Search

A Few Short Words

Dense Not Thick

Tag

Evelyn Ida Morris

Pikelet: Goodbye

Article originally appeared on The Music 18 March 2019

Dissonant, diffident, euphonic, euphoric and mildly infuriating all at the same time, Pikelet has been unclassifiable but hugely successful since the release of debut record Pikelet in 2007. Still, since the project’s progenitor Evelyn Ida Morris’ self-titled album last year, it seems like time to say Goodbye to the moniker.

Maybe moreso than ever, Goodbye is very much a Pikelet album, literally its final form. Winsome and vaguely choral vocals, found sounds, and made noise mixed with layered loops all cascade together into an incomparable harmonic maelstrom. Numerous small moments that highlight Morris’ ingenuity, ability and breadth — a subtle ’60s refrain, cascading drum scale or guttural piece of bass funk — are bracing, and make you wonder what Pikelet might have sounded like if they’d hewn to genre or sonic convention, but then the actual effect is so captivating that normalcy wouldn’t be good enough anyway.

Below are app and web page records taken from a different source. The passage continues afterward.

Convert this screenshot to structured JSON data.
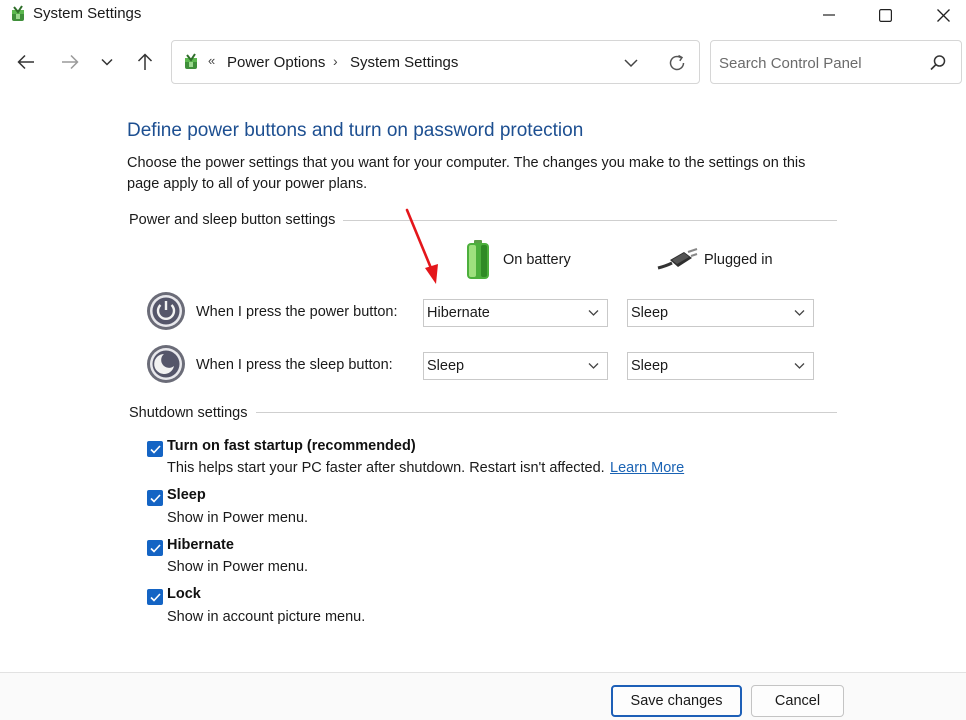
{
  "window": {
    "title": "System Settings"
  },
  "addressbar": {
    "overflow": "«",
    "crumbs": [
      "Power Options",
      "System Settings"
    ],
    "separator": "›"
  },
  "search": {
    "placeholder": "Search Control Panel"
  },
  "main": {
    "heading": "Define power buttons and turn on password protection",
    "description": "Choose the power settings that you want for your computer. The changes you make to the settings on this page apply to all of your power plans.",
    "power_group_label": "Power and sleep button settings",
    "columns": {
      "on_battery": "On battery",
      "plugged_in": "Plugged in"
    },
    "rows": [
      {
        "label": "When I press the power button:",
        "on_battery": "Hibernate",
        "plugged_in": "Sleep"
      },
      {
        "label": "When I press the sleep button:",
        "on_battery": "Sleep",
        "plugged_in": "Sleep"
      }
    ],
    "shutdown_group_label": "Shutdown settings",
    "shutdown": [
      {
        "title": "Turn on fast startup (recommended)",
        "subtitle": "This helps start your PC faster after shutdown. Restart isn't affected.",
        "link": "Learn More",
        "checked": true
      },
      {
        "title": "Sleep",
        "subtitle": "Show in Power menu.",
        "checked": true
      },
      {
        "title": "Hibernate",
        "subtitle": "Show in Power menu.",
        "checked": true
      },
      {
        "title": "Lock",
        "subtitle": "Show in account picture menu.",
        "checked": true
      }
    ]
  },
  "footer": {
    "save_label": "Save changes",
    "cancel_label": "Cancel"
  },
  "colors": {
    "heading": "#1d4f91",
    "checkbox": "#1464c4",
    "link": "#1a63b4",
    "annotation_arrow": "#e4161b"
  }
}
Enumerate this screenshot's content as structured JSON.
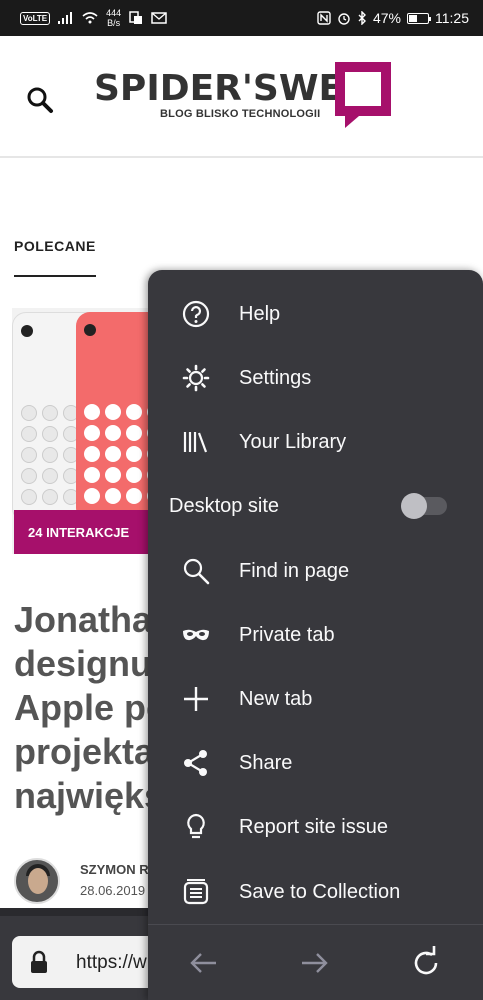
{
  "status_bar": {
    "volte": "VoLTE",
    "net_speed_value": "444",
    "net_speed_unit": "B/s",
    "battery_percent": "47%",
    "battery_level": 0.47,
    "time": "11:25"
  },
  "site": {
    "logo_text": "SPIDER'SWEB",
    "logo_tagline": "BLOG BLISKO TECHNOLOGII",
    "brand_color": "#a6106b",
    "section_label": "POLECANE",
    "article": {
      "badge": "24 INTERAKCJE",
      "headline_lines": [
        "Jonatha",
        "designu.",
        "Apple po",
        "projekta",
        "największ"
      ],
      "author": "SZYMON R",
      "date": "28.06.2019"
    }
  },
  "url_bar": {
    "url_text": "https://w"
  },
  "menu": {
    "items": [
      {
        "label": "Help",
        "icon": "help-circle-icon"
      },
      {
        "label": "Settings",
        "icon": "gear-icon"
      },
      {
        "label": "Your Library",
        "icon": "library-icon"
      },
      {
        "label": "Desktop site",
        "icon": "",
        "toggle": false
      },
      {
        "label": "Find in page",
        "icon": "search-icon"
      },
      {
        "label": "Private tab",
        "icon": "mask-icon"
      },
      {
        "label": "New tab",
        "icon": "plus-icon"
      },
      {
        "label": "Share",
        "icon": "share-icon"
      },
      {
        "label": "Report site issue",
        "icon": "lightbulb-icon"
      },
      {
        "label": "Save to Collection",
        "icon": "collection-icon"
      }
    ],
    "nav": [
      "back-arrow-icon",
      "forward-arrow-icon",
      "reload-icon"
    ]
  }
}
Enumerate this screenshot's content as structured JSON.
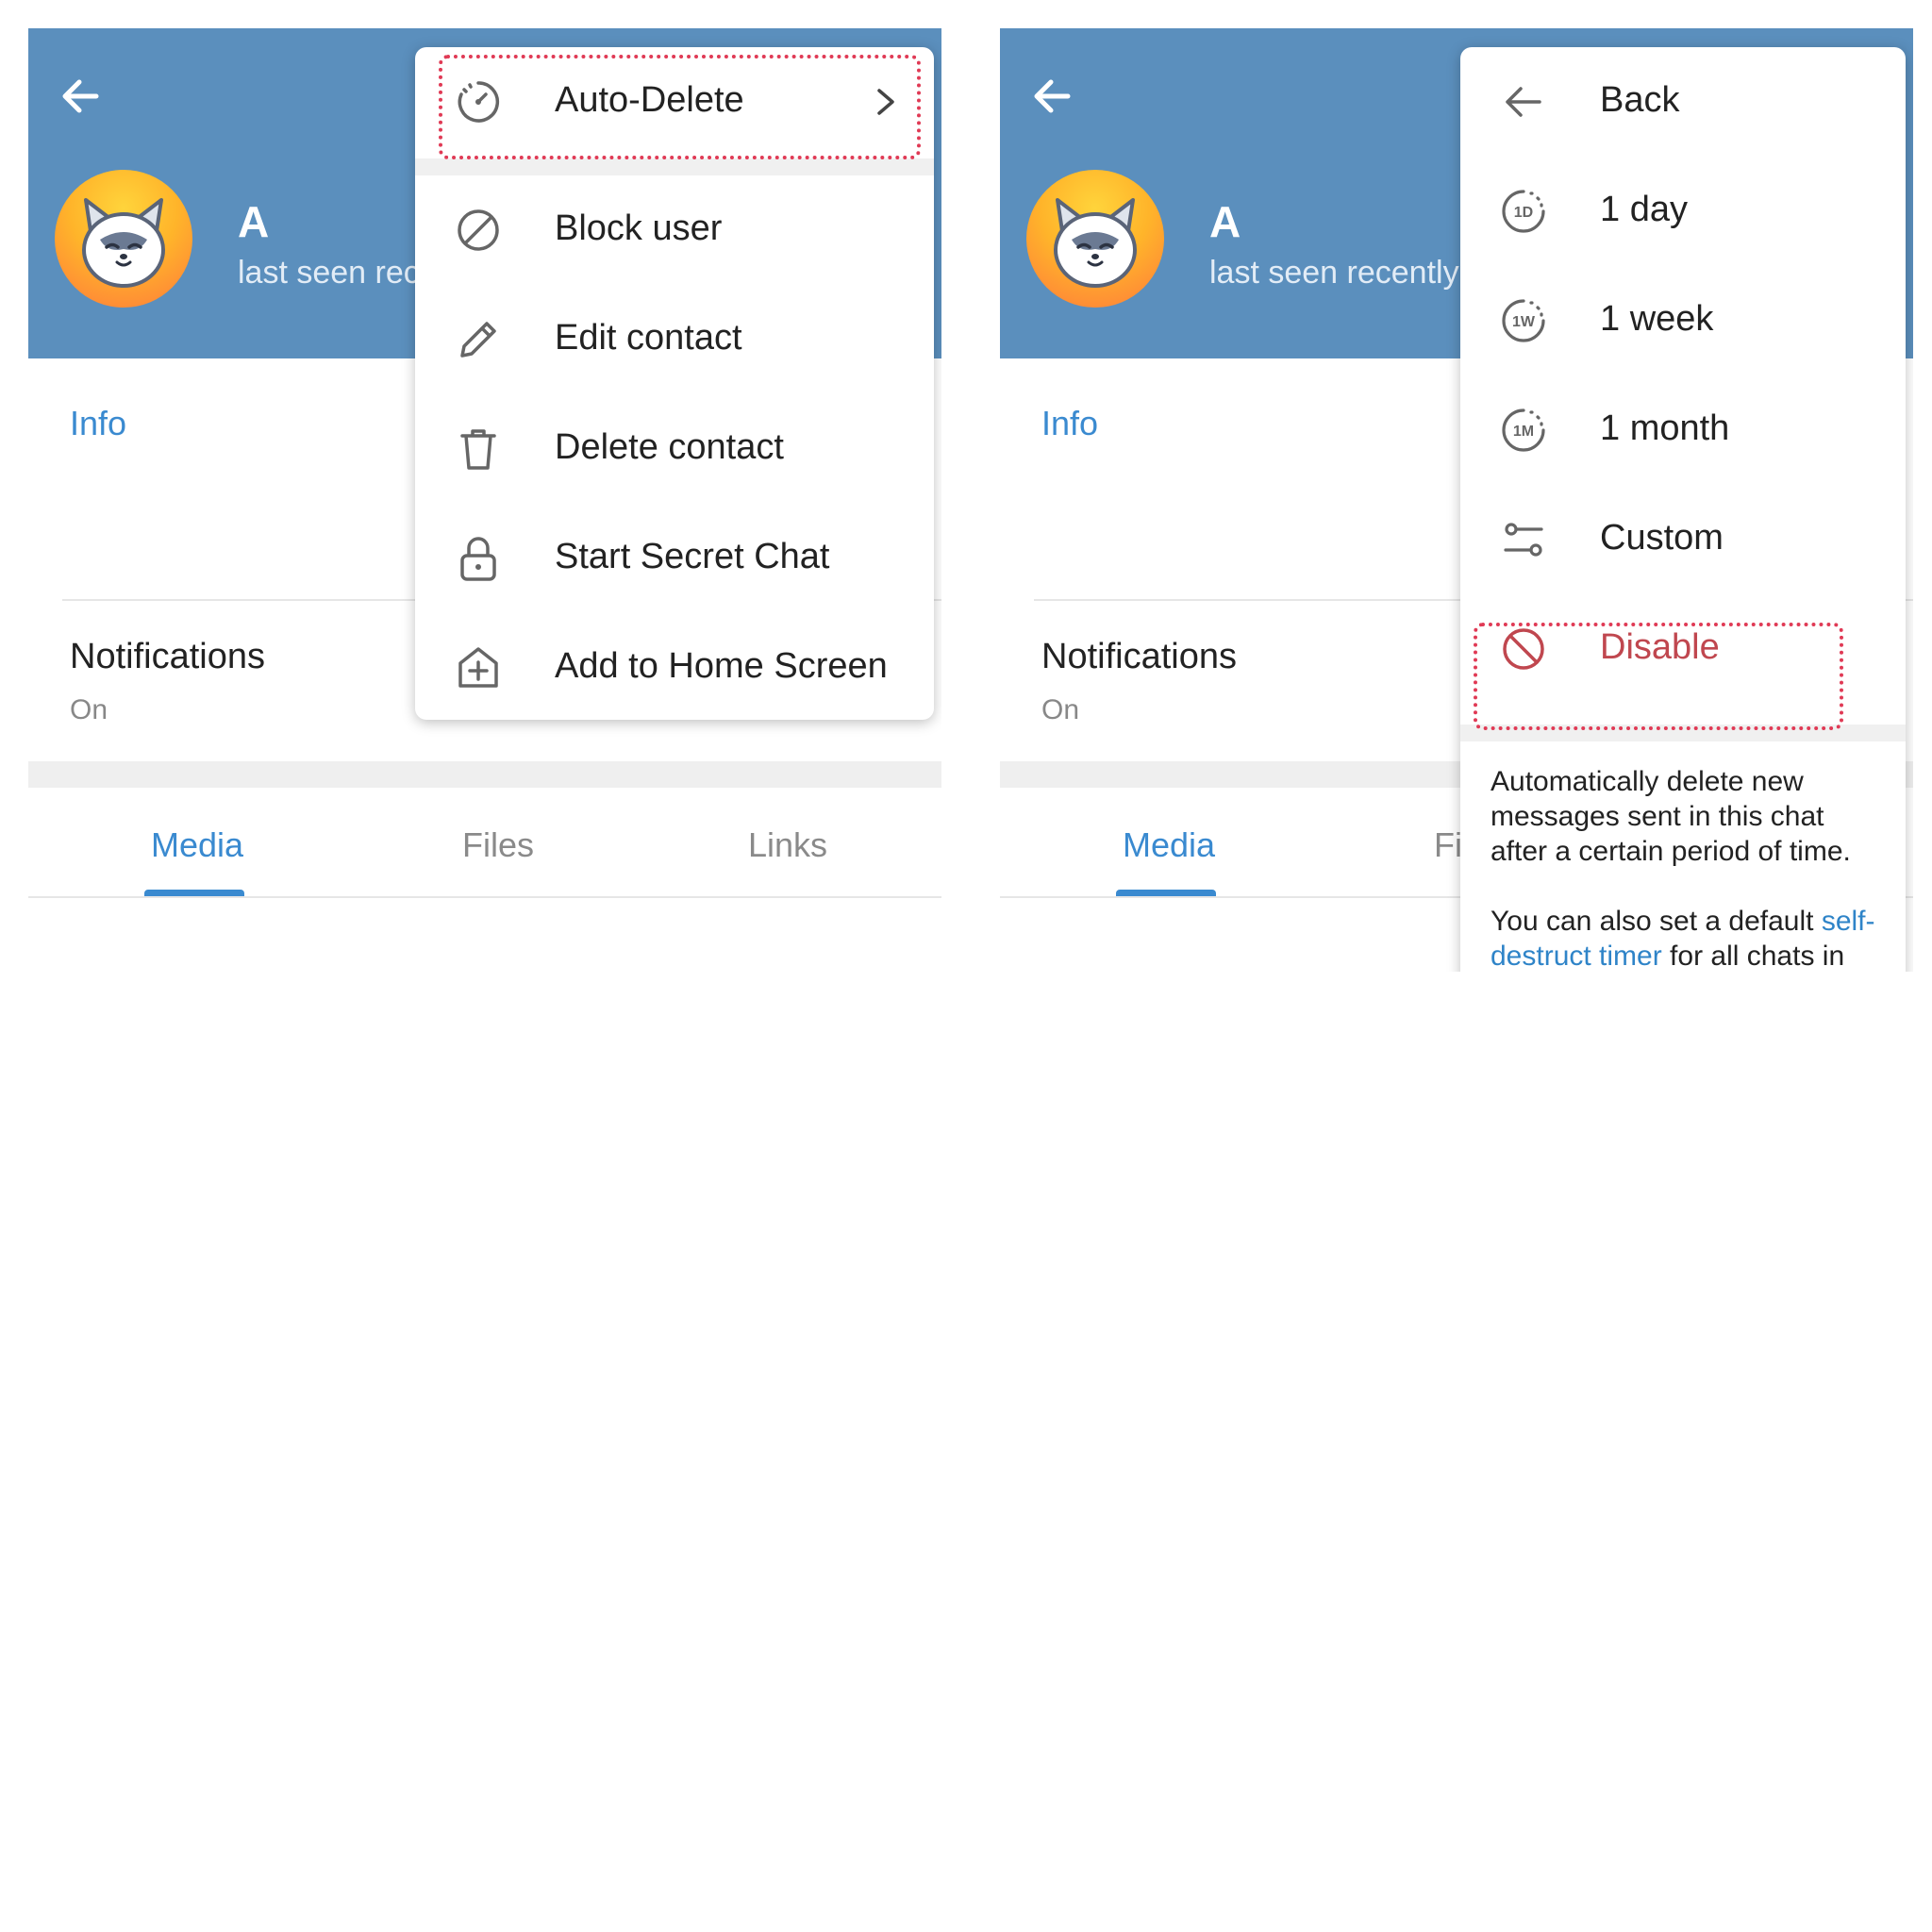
{
  "left_screen": {
    "profile": {
      "name": "A",
      "status": "last seen rec"
    },
    "info_label": "Info",
    "notifications": {
      "title": "Notifications",
      "value": "On"
    },
    "tabs": [
      "Media",
      "Files",
      "Links"
    ],
    "menu": {
      "items": [
        {
          "label": "Auto-Delete",
          "icon": "timer-icon"
        },
        {
          "label": "Block user",
          "icon": "block-icon"
        },
        {
          "label": "Edit contact",
          "icon": "pencil-icon"
        },
        {
          "label": "Delete contact",
          "icon": "trash-icon"
        },
        {
          "label": "Start Secret Chat",
          "icon": "lock-icon"
        },
        {
          "label": "Add to Home Screen",
          "icon": "add-home-icon"
        }
      ]
    }
  },
  "right_screen": {
    "profile": {
      "name": "A",
      "status": "last seen recently"
    },
    "info_label": "Info",
    "notifications": {
      "title": "Notifications",
      "value": "On"
    },
    "tabs": [
      "Media",
      "Fi"
    ],
    "menu": {
      "items": [
        {
          "label": "Back",
          "icon": "arrow-left-icon"
        },
        {
          "label": "1 day",
          "icon": "1d-timer-icon",
          "badge": "1D"
        },
        {
          "label": "1 week",
          "icon": "1w-timer-icon",
          "badge": "1W"
        },
        {
          "label": "1 month",
          "icon": "1m-timer-icon",
          "badge": "1M"
        },
        {
          "label": "Custom",
          "icon": "sliders-icon"
        },
        {
          "label": "Disable",
          "icon": "prohibit-icon"
        }
      ],
      "help_text_1": "Automatically delete new messages sent in this chat after a certain period of time.",
      "help_text_2_pre": "You can also set a default ",
      "help_text_2_link": "self-destruct timer",
      "help_text_2_post": " for all chats in Settings."
    }
  },
  "colors": {
    "header": "#5b8fbd",
    "accent": "#3a8ad0",
    "destructive": "#c0474f",
    "highlight": "#e03a55"
  }
}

The six tracks on Goodbye feel almost exasperated, the sort of farewell you might throw out when walking away from an argument. It’s the sound of a door slamming, both cathartic and shocking. This is a delicious end to Pikelet, though hopefully not the last we’ll hear from Evelyn Ida Morris

Evelyn Ida Morris: Evelyn Ida Morris

Abridged article appeared in The Music (April 2018)

Evelyn Ida Morris’ debut step away from Pikelet fame invokes an incalculable amount of things; Amanda Palmer’s piano, Nick Cave’s film scores, a score of Guillermo del Toro films, classical parlour performances, performance art; punctiliously avant-garde and profound, most notably it is and isn’t any that, hewing closer to the calm heart of a maelstrom in the eye of a needle, something almost impossible to see and almost certainly unheard of.

In (re?)claiming Evelyn Ida Morris as an artist and not merely a member of a growing concern, Morris has dived directly into the heart of individualism in a frankly startling and perversely intimate way. It’s welcoming yet obtuse and certainly not for everyone, which is subjectively the heart of it and the gnawing appeal it wields. 

Every piece carries something cascading and desperate. A haunted timbre like an infectious susurrus blowing through the eaves. Everything is tuned to a maddening key, somewhere in the range of knife sharp, and the percussion does pierce but it’s the occasioning of Morris’ voice, dabbed selectively throughout, that truly captivates.

Evelyn Ida Morris has made something starkly, unexpectedly special, a melodious manifesto  that offers an unadulterated glimpse into a single soul.

Create a website or blog at WordPress.com

Up ↑